The main concern for watch organizers has been property damage and roaming youth with no neighborhood roots creating an intimidating atmosphere. After a year of observation and working closely with police, problems have decreased.
Officer Alvin Zabala, who was assigned to the Neighborhood Watch effort, has made regular visits to meetings. At Friday's meeting he shared the latest crime statistics. The total crime index for Monett had dropped from 365 a year ago to 199. Zabala attributed much of the drop to the efforts of Neighborhood Watch volunteers.
Specific instances showed property crimes, larceny thefts and burglaries were all down by 44 percent. Aggravated assaults and violent crimes were down by over 75 percent. Total assaults were down by 20 percent. The value of property lost due to theft has dropped in one year from $99,107 to $27,188.
Zabala said he is just as likely to be called to a problem in another part of town as in the center city, a distinct reversal of the concentrated scenario seen earlier.
"There's no downside to neighbors watching out for each other," Switzer said. "Alvin said he'd like to see the program go citywide."
When Switzer went to the Monett City Council a year ago seeking authorization to organize a Neighborhood Watch, she said she wanted to see people back out on their porches and residents walking in their neighborhoods. Both have been occurring, she said.
"Now the kids we see are neighborhood kids," she said. "The kids who come around know this is a safe area, and we're not going to tolerate problems."
"The kids wave to us. They know we're watching them," Richard Switzer said. "We know their parents, and we will go to them.
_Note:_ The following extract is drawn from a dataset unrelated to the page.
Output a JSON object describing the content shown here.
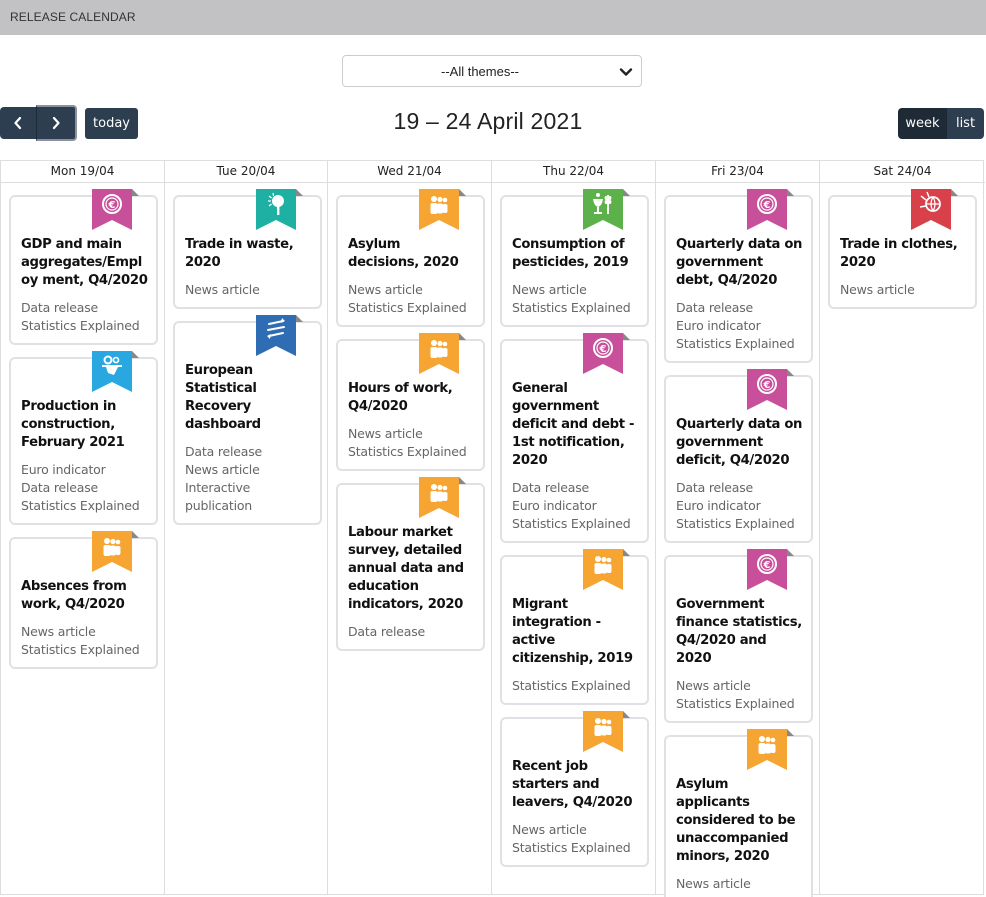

We've had incidents of bullying. We've approached them and told them this will stop, and it has."
Zabala said volunteers will often get more results by talking to the parents rather than going to police. Richard Switzer said they have found going to parents respectfully, pointing out problems, has helped.
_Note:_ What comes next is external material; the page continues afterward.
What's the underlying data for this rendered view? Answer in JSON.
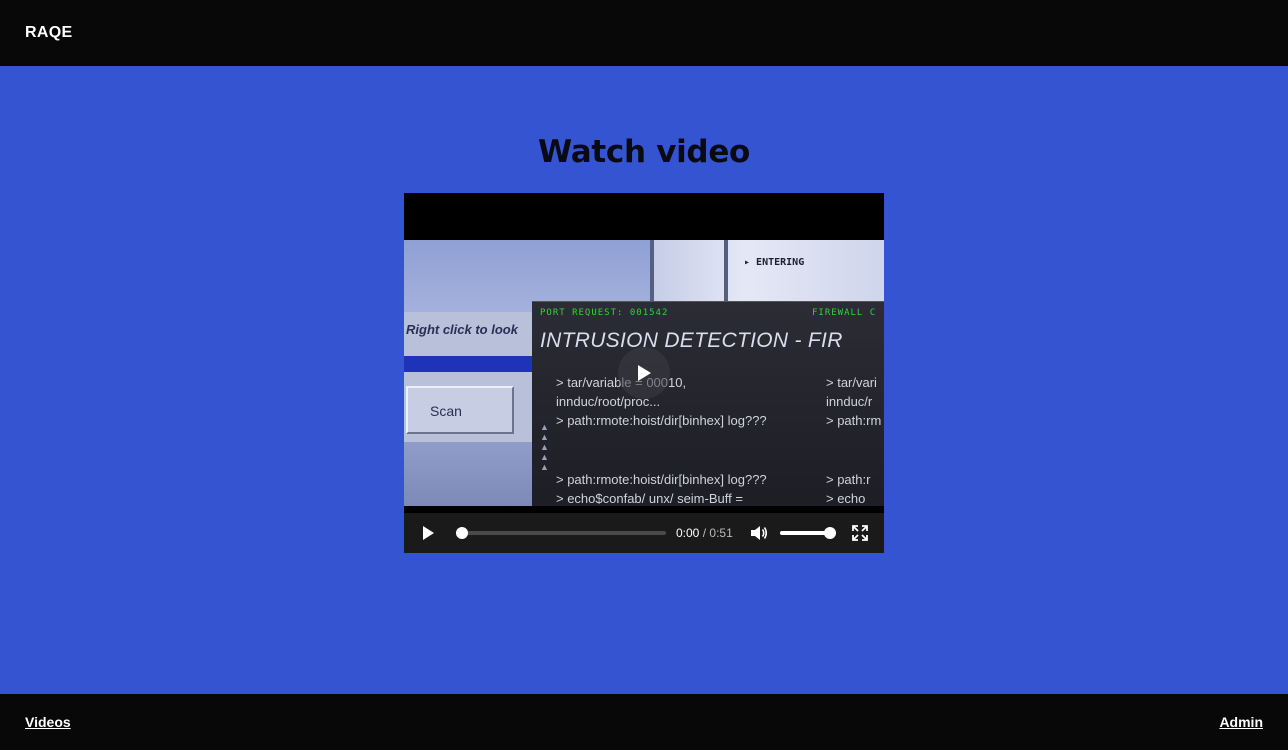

The volunteers asked if other parts of town are safe, particularly going to South Park. Zabala, who often goes running early in the day, said the only major concern at the park he's seen is running into skunks. More people are out walking and getting exercise, he said.
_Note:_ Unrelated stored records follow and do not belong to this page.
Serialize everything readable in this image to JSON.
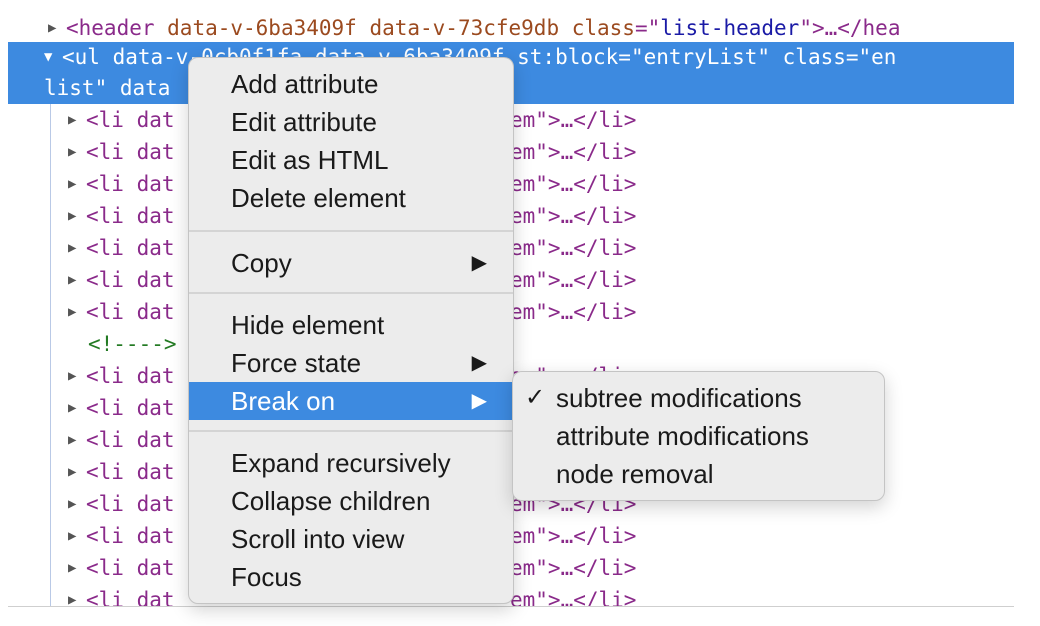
{
  "elements": {
    "header_line": {
      "tri": "▶",
      "open": "<header ",
      "attrs": "data-v-6ba3409f data-v-73cfe9db class",
      "eq": "=\"",
      "val": "list-header",
      "close": "\">…</hea"
    },
    "ul_line1": {
      "tri": "▼",
      "text": "<ul data-v-0cb0f1fa data-v-6ba3409f st:block=\"entryList\" class=\"en"
    },
    "ul_line2": {
      "text": "list\" data"
    },
    "li_left": "<li dat",
    "li_right": "em\">…</li>",
    "li_tri": "▶",
    "comment": "<!---->"
  },
  "context_menu": {
    "items": [
      {
        "label": "Add attribute"
      },
      {
        "label": "Edit attribute"
      },
      {
        "label": "Edit as HTML"
      },
      {
        "label": "Delete element"
      },
      {
        "label": "Copy",
        "arrow": "▶"
      },
      {
        "label": "Hide element"
      },
      {
        "label": "Force state",
        "arrow": "▶"
      },
      {
        "label": "Break on",
        "arrow": "▶",
        "active": true
      },
      {
        "label": "Expand recursively"
      },
      {
        "label": "Collapse children"
      },
      {
        "label": "Scroll into view"
      },
      {
        "label": "Focus"
      }
    ]
  },
  "submenu": {
    "items": [
      {
        "label": "subtree modifications",
        "check": "✓"
      },
      {
        "label": "attribute modifications",
        "check": ""
      },
      {
        "label": "node removal",
        "check": ""
      }
    ]
  },
  "colors": {
    "selection": "#3d8ae0",
    "tag": "#8a2a8a",
    "attr": "#9b4a1f",
    "value": "#1a1aa6",
    "comment": "#237a23"
  }
}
A recurring concern voiced to the group has been what to do about rundown properties, particularly rental houses that are not kept up and thus impact property values. Richard Switzer said property maintenance is beyond is scope of the Neighborhood Watch. Specific complaints need to be filed with the city.
"Props go to the Police Department," Athene Switzer said. "They have really worked with us on a lot of smaller stuff that would be normally brushed off. They've really stepped up for us."
Switzer also commended St. Lawrence Catholic Church for allowing the church basement to be used for meetings. She was pleased observations from neighbors had helped police arrest youth breaking into the church early in the formation of the Neighborhood Watch.
Residents in other parts of town are welcome to attend meetings of the Neighborhood Watch or drop by the Switzers' home at 310 Seventh St. for information on how to organize watches elsewhere in town.